each are different from the other. Therefore, creative manpower is also spread
among the various customers, but more importantly, the supplier must know
the precise needs of the customer in order to offer the optimum circuitry. This
was not true when computers used transistors but in today's technology an out-
side supplier effectively has control over system performance instead of the
designer of the system maintaining that control — except IBM. When IBM
begins the design process on a new computer family, all of its needs are avail-
able in-hou.se, especially the components division. Questions are po.sed and
immediately answered — yes we will have a 4-K chip ready in 1974 if we are
given X dollars. The profitability tradeoffs can then be figured, and if it makes
economic sense to use four 1-K devices until Components is altle to make a
4-K device, it really doesn't matter becau.se the turnaround time among all di-
visions can be integrated so that no slowdown in production occurs. Perhaps
more important than anything else is the absolute secrecy which is maintained
internally because no outsiders need to be involved.

As the above discussion shows, IBM is moving from a follower to a leader
in semiconductor technology and the pace appears to be accelerating, so that
IBM will clearly be at the forefront in semiconductors for computing usage
in a few years. When Control Data sued IB^NI, part of the relief it requeste<l
was that IBM's Components Division be spun out so that the other computer
mainframers had the benefits of what was then only beginning to be technical
superiority in the semiconductor area. IBM admitted de facto that its Com-
ponents Division was critical by dismantling it as a separate unit in 1971 and
.spreading it over all other divisions so that it was not easily .separable.
IBM's semiconductor expertise must be made available to the other computer
companies in order to assure future competition. Furthermore, the Semiconductor
Test Equipment Division must be spun out as well since it is a necessary adjunct
to the use of made-in-IBM components.



As we have pointed out, IBM has recently gained a technological lead in
semiconductors as a result of devoting $70-$100 million to research and de-
velopment for computing use, compared with an estimated $38 million by the
semiconductor manufacturers. Table III on page 37 shows the lead which IBM
is believed to have in producing 4-K MOS memories and the expected lead it
will have over the next several years, which in effect is a quantum jump. How-
ever, another factor of great importance is that this quantum jump could very
possibly involve a completely new type of technology which IBM will have
perfected that will not be available industry-wide until the 1980's. At present,
IBM is known to be conducting research on charge coupled devices (CCD's)
and the other semiconductor houses are working on this type of circuitry also.
In fact, a few CCD circuits have been announced by Fairchild, although they
are not yet available in any quantity, if at all. The CCD technology is akin
to MOS processing techniques and I have no doubt that the semiconductor
houses will be able to produce them in time. However, there is some question
as to when the semiconductor houses will be able to produce 8-K or 16-K
MOS memories because the present photolithography method is marginal at that
degree of density.
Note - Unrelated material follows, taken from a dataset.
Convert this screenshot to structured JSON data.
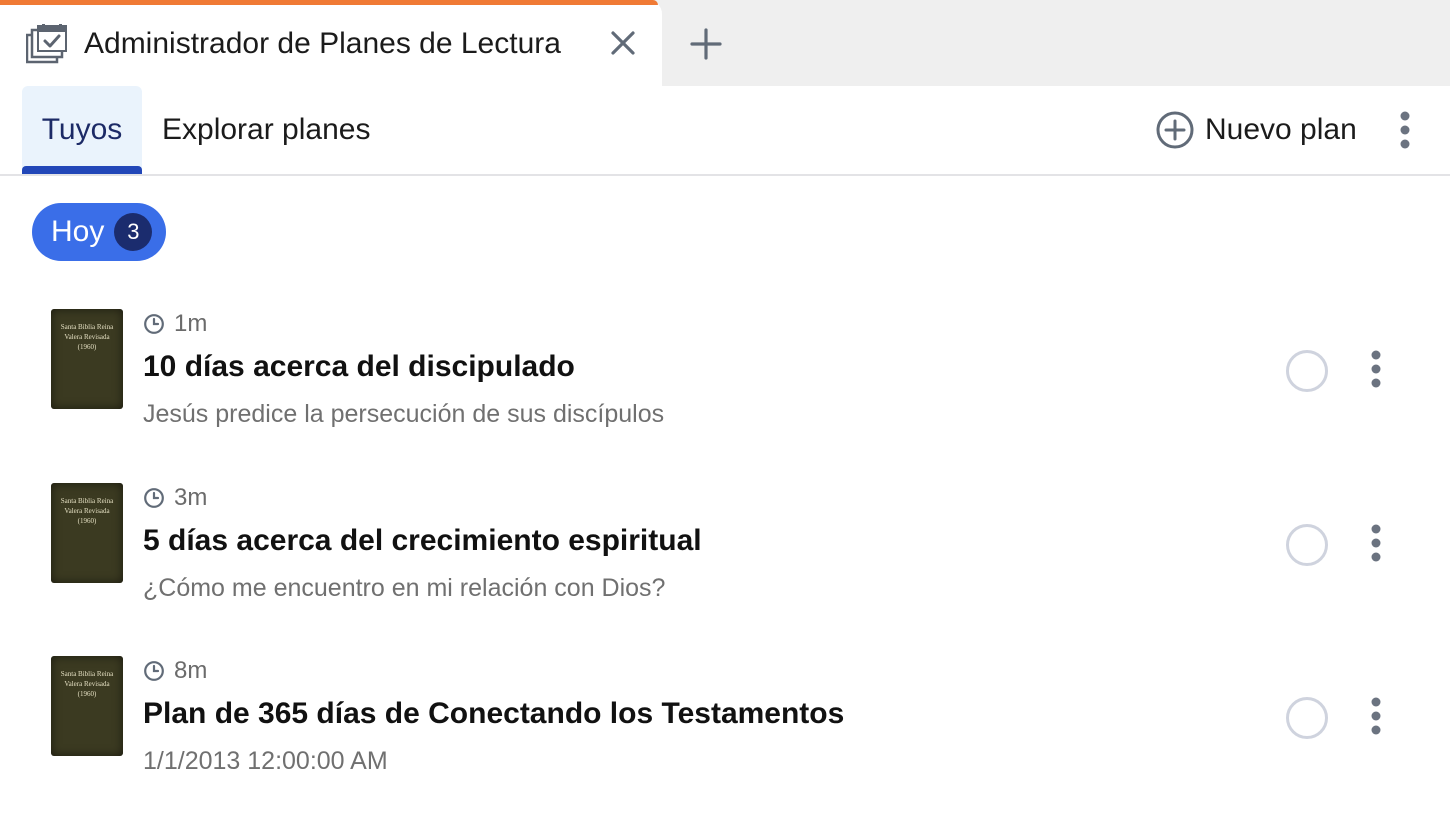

It is probable that electron beam lithography will be required
to produce the high degree of resolution necessary to properly diffuse the wafers,
and this equipment is not available as yet. This creates a real problem for the
other computer mainframers in the 1976-77 time frame because IBM is certain
to use its technological advantages in designing the FS. expected to be intro-
duced about that time.

Further on down the road, IBM may elect to use bubble memories which are
totally unlike semiconductors. Bubble memories are not produced from silicon,
which is the basic material used in all other semiconductors, including MOS.
CCD's do use silicon but they represent an advancement of about six years in

Online LibraryUnited States. Congress. Senate. Committee on theThe Industrial reorganization act. Hearings, Ninety-third Congress, first session [-Ninety-fourth Congress, first session], on S. 1167 (Volume pt. 7) → online text (page 58 of 140)